━━━ RECORDS FOR THE EXERCISE

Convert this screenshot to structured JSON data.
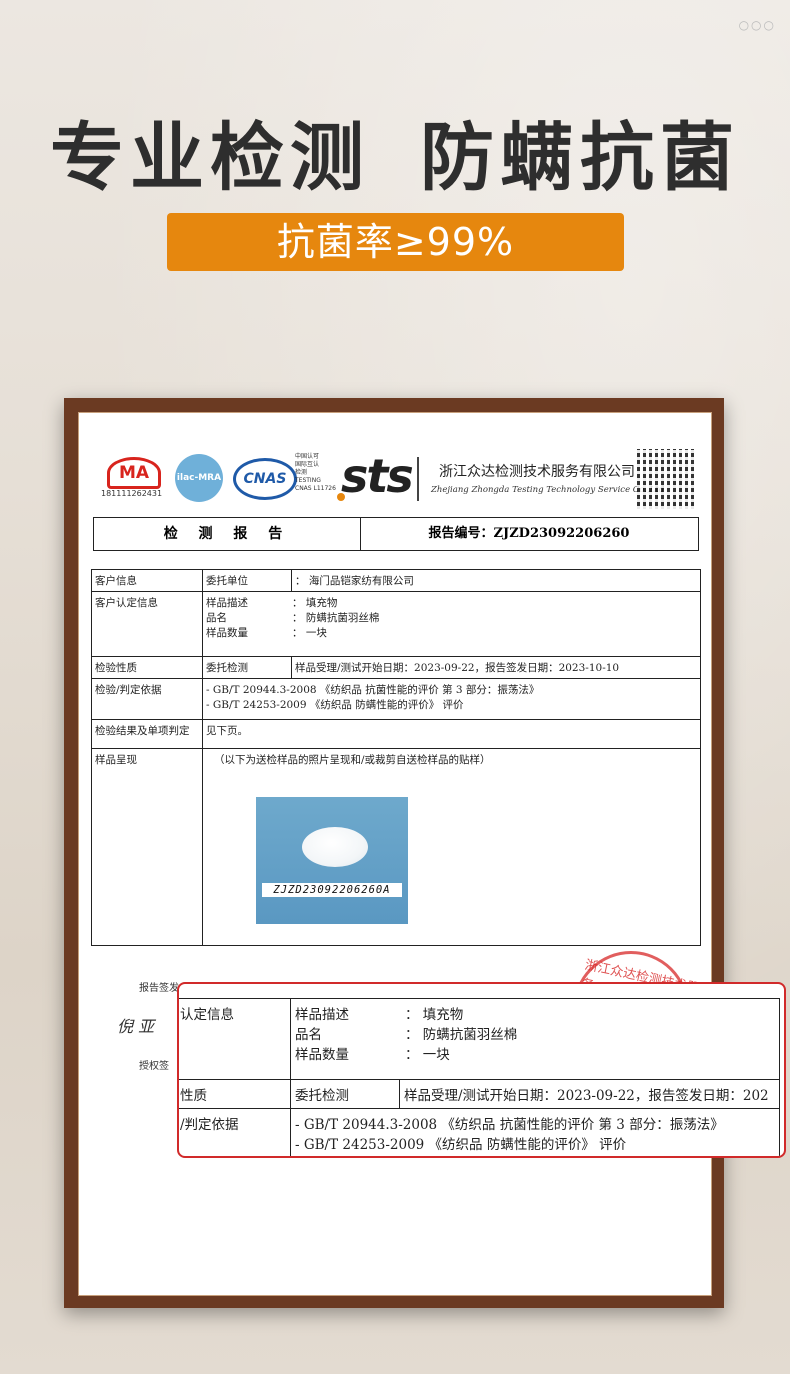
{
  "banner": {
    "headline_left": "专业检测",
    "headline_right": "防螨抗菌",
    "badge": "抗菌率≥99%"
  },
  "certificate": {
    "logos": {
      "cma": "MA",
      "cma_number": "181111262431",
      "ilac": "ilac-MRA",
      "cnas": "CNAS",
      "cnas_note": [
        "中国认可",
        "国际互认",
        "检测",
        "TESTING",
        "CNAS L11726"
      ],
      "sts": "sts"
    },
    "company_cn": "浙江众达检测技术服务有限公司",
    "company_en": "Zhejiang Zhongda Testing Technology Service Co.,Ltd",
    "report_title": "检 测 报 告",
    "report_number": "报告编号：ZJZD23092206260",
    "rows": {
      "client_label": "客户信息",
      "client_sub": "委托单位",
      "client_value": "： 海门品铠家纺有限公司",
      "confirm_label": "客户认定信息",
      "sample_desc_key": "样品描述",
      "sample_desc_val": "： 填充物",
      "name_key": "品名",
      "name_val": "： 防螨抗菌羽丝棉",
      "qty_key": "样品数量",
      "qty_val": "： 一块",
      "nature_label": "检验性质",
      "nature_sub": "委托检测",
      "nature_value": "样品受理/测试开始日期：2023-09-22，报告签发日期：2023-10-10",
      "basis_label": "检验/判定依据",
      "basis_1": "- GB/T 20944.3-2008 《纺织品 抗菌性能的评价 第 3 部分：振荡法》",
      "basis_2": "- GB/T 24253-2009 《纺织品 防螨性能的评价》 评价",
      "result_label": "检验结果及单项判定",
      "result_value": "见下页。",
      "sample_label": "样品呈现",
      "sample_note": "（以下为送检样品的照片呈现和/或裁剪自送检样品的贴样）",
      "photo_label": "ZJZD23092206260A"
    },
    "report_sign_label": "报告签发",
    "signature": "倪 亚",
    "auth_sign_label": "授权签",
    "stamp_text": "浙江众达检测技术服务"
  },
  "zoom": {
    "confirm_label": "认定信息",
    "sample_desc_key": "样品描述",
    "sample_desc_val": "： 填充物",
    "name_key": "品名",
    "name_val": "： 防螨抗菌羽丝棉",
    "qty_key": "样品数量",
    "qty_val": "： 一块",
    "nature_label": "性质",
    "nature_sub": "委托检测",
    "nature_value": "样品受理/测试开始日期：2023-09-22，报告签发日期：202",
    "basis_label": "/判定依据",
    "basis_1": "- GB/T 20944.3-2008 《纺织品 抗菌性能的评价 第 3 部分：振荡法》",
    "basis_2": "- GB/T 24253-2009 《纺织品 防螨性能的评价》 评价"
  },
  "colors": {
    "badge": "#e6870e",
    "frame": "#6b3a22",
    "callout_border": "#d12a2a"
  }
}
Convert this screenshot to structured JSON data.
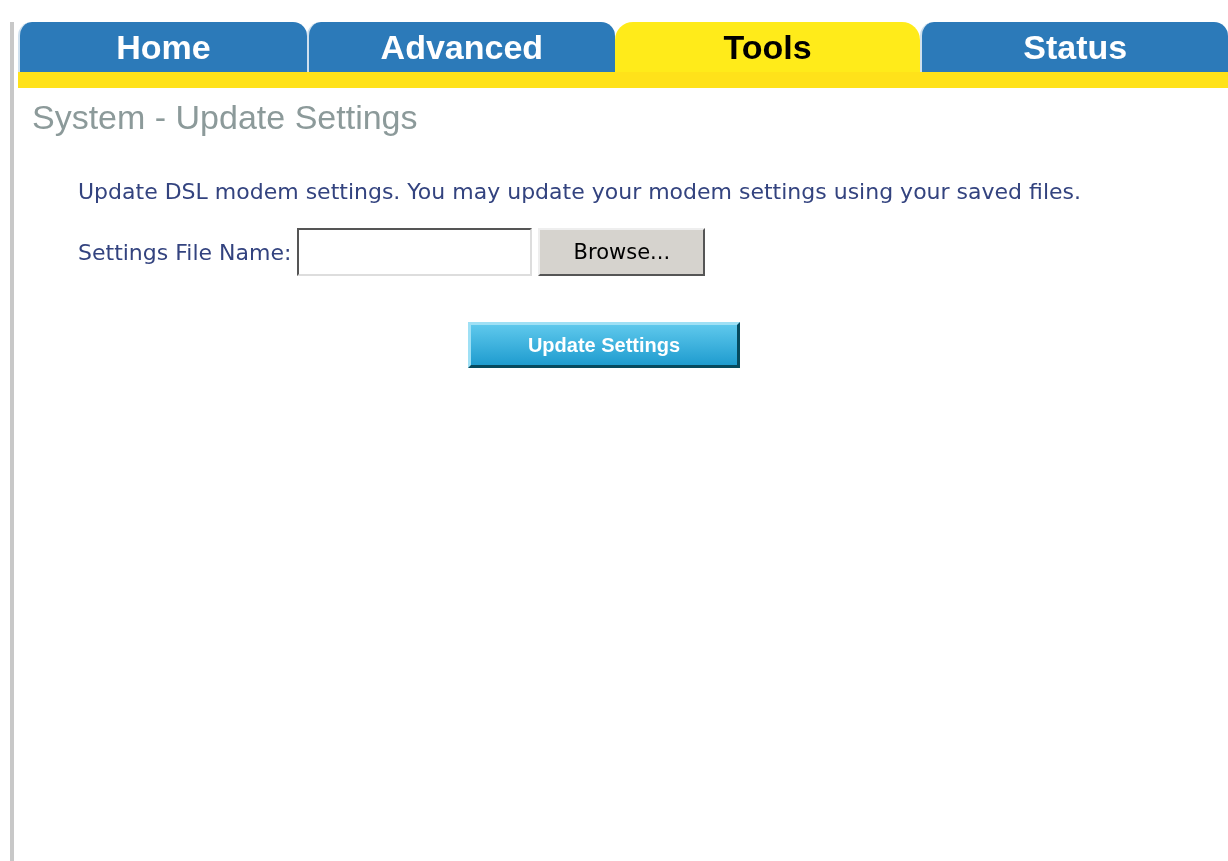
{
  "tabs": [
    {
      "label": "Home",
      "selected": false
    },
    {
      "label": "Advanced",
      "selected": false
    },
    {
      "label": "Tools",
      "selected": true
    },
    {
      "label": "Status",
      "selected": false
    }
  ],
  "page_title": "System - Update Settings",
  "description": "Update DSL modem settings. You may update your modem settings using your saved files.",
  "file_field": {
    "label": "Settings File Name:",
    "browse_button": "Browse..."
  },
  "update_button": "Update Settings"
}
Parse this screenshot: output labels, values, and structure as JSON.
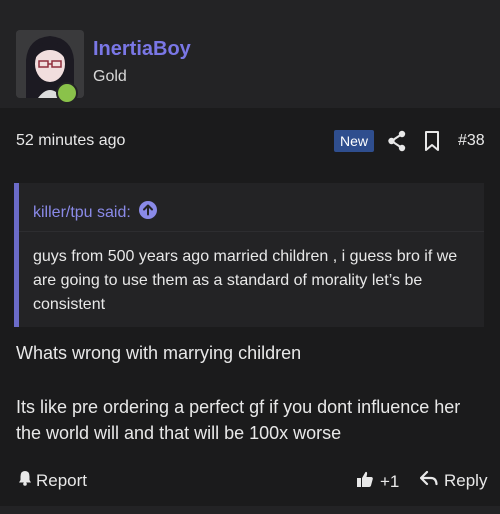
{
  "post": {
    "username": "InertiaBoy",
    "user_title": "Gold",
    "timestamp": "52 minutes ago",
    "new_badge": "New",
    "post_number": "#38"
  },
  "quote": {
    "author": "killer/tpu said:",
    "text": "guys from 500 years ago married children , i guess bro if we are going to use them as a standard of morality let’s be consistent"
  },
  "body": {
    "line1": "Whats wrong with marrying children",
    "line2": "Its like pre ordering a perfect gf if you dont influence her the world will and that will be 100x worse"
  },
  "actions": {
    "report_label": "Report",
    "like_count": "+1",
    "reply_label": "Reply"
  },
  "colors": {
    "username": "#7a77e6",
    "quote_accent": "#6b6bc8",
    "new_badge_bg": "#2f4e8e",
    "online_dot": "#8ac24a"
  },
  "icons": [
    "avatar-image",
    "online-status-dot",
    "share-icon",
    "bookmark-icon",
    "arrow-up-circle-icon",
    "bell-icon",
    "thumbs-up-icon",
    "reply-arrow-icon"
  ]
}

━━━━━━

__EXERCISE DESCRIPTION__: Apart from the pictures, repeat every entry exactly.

__RESULT FOR THIS TASK__:
Convert this screenshot to structured JSON data.
{
  "banner": {
    "headline_left": "专业检测",
    "headline_right": "防螨抗菌",
    "badge": "抗菌率≥99%"
  },
  "certificate": {
    "logos": {
      "cma": "MA",
      "cma_number": "181111262431",
      "ilac": "ilac-MRA",
      "cnas": "CNAS",
      "cnas_note": [
        "中国认可",
        "国际互认",
        "检测",
        "TESTING",
        "CNAS L11726"
      ],
      "sts": "sts"
    },
    "company_cn": "浙江众达检测技术服务有限公司",
    "company_en": "Zhejiang Zhongda Testing Technology Service Co.,Ltd",
    "report_title": "检 测 报 告",
    "report_number": "报告编号：ZJZD23092206260",
    "rows": {
      "client_label": "客户信息",
      "client_sub": "委托单位",
      "client_value": "： 海门品铠家纺有限公司",
      "confirm_label": "客户认定信息",
      "sample_desc_key": "样品描述",
      "sample_desc_val": "： 填充物",
      "name_key": "品名",
      "name_val": "： 防螨抗菌羽丝棉",
      "qty_key": "样品数量",
      "qty_val": "： 一块",
      "nature_label": "检验性质",
      "nature_sub": "委托检测",
      "nature_value": "样品受理/测试开始日期：2023-09-22，报告签发日期：2023-10-10",
      "basis_label": "检验/判定依据",
      "basis_1": "- GB/T 20944.3-2008 《纺织品 抗菌性能的评价 第 3 部分：振荡法》",
      "basis_2": "- GB/T 24253-2009 《纺织品 防螨性能的评价》 评价",
      "result_label": "检验结果及单项判定",
      "result_value": "见下页。",
      "sample_label": "样品呈现",
      "sample_note": "（以下为送检样品的照片呈现和/或裁剪自送检样品的贴样）",
      "photo_label": "ZJZD23092206260A"
    },
    "report_sign_label": "报告签发",
    "signature": "倪 亚",
    "auth_sign_label": "授权签",
    "stamp_text": "浙江众达检测技术服务"
  },
  "zoom": {
    "confirm_label": "认定信息",
    "sample_desc_key": "样品描述",
    "sample_desc_val": "： 填充物",
    "name_key": "品名",
    "name_val": "： 防螨抗菌羽丝棉",
    "qty_key": "样品数量",
    "qty_val": "： 一块",
    "nature_label": "性质",
    "nature_sub": "委托检测",
    "nature_value": "样品受理/测试开始日期：2023-09-22，报告签发日期：202",
    "basis_label": "/判定依据",
    "basis_1": "- GB/T 20944.3-2008 《纺织品 抗菌性能的评价 第 3 部分：振荡法》",
    "basis_2": "- GB/T 24253-2009 《纺织品 防螨性能的评价》 评价"
  },
  "colors": {
    "badge": "#e6870e",
    "frame": "#6b3a22",
    "callout_border": "#d12a2a"
  }
}
Convert this screenshot to structured JSON data.
{
  "tabs": [
    {
      "label": "Home",
      "selected": false
    },
    {
      "label": "Advanced",
      "selected": false
    },
    {
      "label": "Tools",
      "selected": true
    },
    {
      "label": "Status",
      "selected": false
    }
  ],
  "page_title": "System - Update Settings",
  "description": "Update DSL modem settings. You may update your modem settings using your saved files.",
  "file_field": {
    "label": "Settings File Name:",
    "browse_button": "Browse..."
  },
  "update_button": "Update Settings"
}
Parse this screenshot: output labels, values, and structure as JSON.
{
  "post": {
    "username": "InertiaBoy",
    "user_title": "Gold",
    "timestamp": "52 minutes ago",
    "new_badge": "New",
    "post_number": "#38"
  },
  "quote": {
    "author": "killer/tpu said:",
    "text": "guys from 500 years ago married children , i guess bro if we are going to use them as a standard of morality let’s be consistent"
  },
  "body": {
    "line1": "Whats wrong with marrying children",
    "line2": "Its like pre ordering a perfect gf if you dont influence her the world will and that will be 100x worse"
  },
  "actions": {
    "report_label": "Report",
    "like_count": "+1",
    "reply_label": "Reply"
  },
  "colors": {
    "username": "#7a77e6",
    "quote_accent": "#6b6bc8",
    "new_badge_bg": "#2f4e8e",
    "online_dot": "#8ac24a"
  },
  "icons": [
    "avatar-image",
    "online-status-dot",
    "share-icon",
    "bookmark-icon",
    "arrow-up-circle-icon",
    "bell-icon",
    "thumbs-up-icon",
    "reply-arrow-icon"
  ]
}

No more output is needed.